* _WHAT THIS TASK INVOLVES_:
While reading through the material below, copy each line that holds the word "data".
--- START ---
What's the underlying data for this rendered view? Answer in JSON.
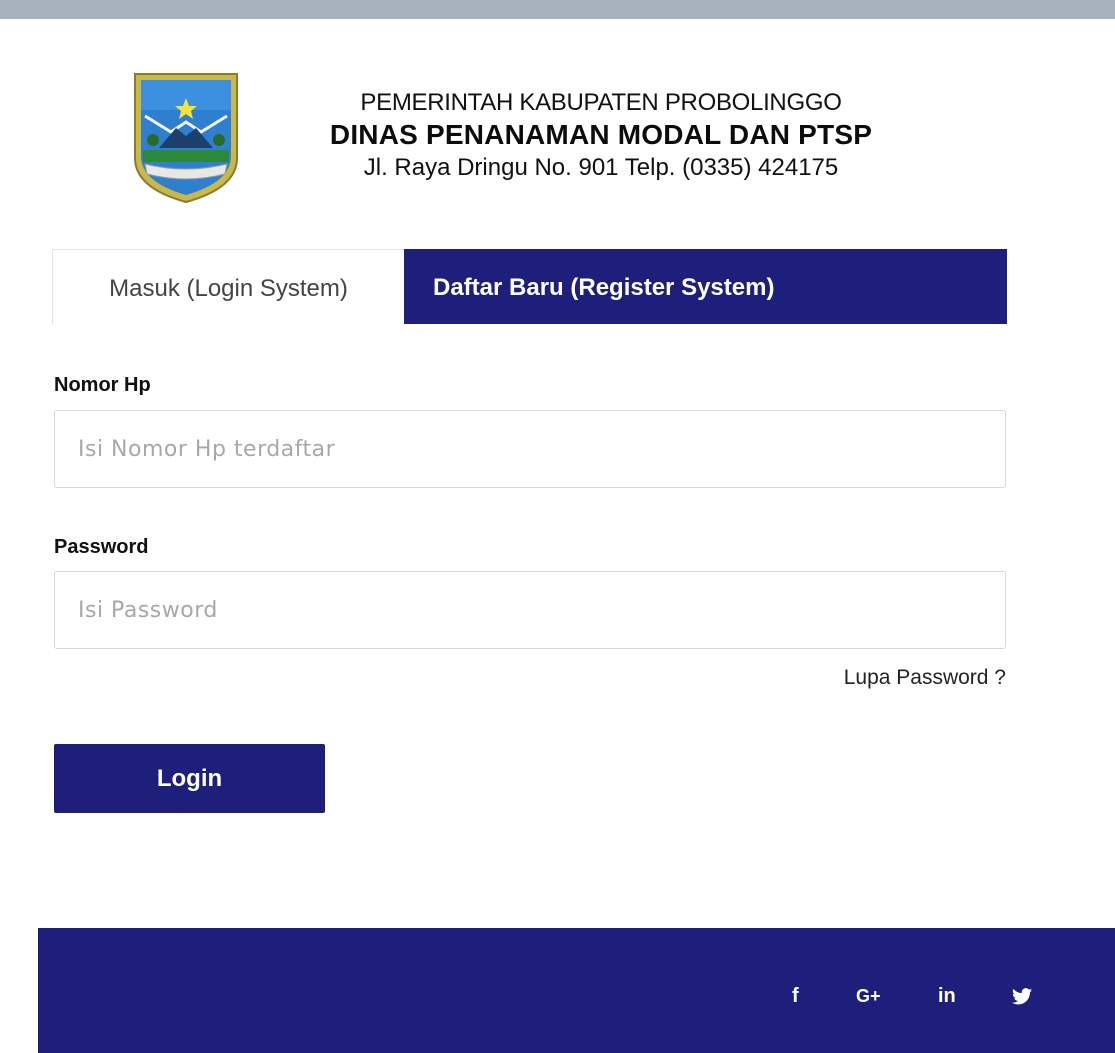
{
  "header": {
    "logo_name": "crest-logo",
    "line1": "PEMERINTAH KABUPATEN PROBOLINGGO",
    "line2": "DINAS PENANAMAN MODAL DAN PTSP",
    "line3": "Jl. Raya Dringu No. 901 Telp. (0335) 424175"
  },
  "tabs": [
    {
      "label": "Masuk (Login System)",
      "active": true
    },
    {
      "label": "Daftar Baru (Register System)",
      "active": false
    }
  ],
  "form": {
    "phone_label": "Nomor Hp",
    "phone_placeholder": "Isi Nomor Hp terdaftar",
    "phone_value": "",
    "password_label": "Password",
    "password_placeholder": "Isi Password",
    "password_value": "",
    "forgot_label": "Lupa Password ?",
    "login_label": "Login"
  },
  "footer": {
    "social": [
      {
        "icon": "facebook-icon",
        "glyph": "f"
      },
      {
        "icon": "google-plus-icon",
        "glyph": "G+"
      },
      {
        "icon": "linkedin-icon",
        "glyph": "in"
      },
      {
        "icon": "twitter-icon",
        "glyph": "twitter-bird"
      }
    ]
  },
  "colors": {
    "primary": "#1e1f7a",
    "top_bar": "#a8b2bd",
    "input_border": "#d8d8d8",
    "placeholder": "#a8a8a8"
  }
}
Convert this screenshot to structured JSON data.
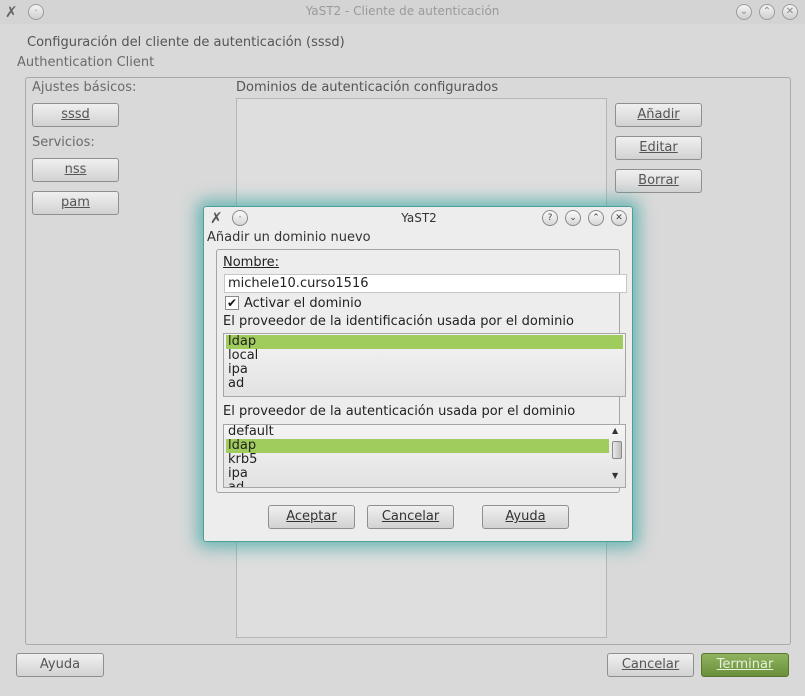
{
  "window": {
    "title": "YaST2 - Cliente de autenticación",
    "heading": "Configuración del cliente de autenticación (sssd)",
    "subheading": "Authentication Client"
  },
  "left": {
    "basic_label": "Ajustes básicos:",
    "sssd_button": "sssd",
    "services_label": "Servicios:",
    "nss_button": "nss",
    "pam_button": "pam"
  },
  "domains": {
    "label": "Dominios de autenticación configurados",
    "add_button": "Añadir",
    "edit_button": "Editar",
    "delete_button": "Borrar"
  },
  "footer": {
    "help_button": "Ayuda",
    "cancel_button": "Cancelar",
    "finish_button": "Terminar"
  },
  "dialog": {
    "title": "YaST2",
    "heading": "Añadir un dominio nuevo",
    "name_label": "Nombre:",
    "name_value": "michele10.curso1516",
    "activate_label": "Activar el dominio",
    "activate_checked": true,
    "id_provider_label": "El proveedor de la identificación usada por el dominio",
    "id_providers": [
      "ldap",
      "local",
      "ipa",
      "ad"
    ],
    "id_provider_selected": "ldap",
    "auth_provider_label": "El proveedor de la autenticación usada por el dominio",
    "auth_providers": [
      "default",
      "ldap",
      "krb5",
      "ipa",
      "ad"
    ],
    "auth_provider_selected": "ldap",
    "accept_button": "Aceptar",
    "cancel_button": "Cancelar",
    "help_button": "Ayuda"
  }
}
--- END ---
* _REPLY_:
What's the underlying data for this rendered view? Answer in JSON.
Convert this screenshot to structured JSON data.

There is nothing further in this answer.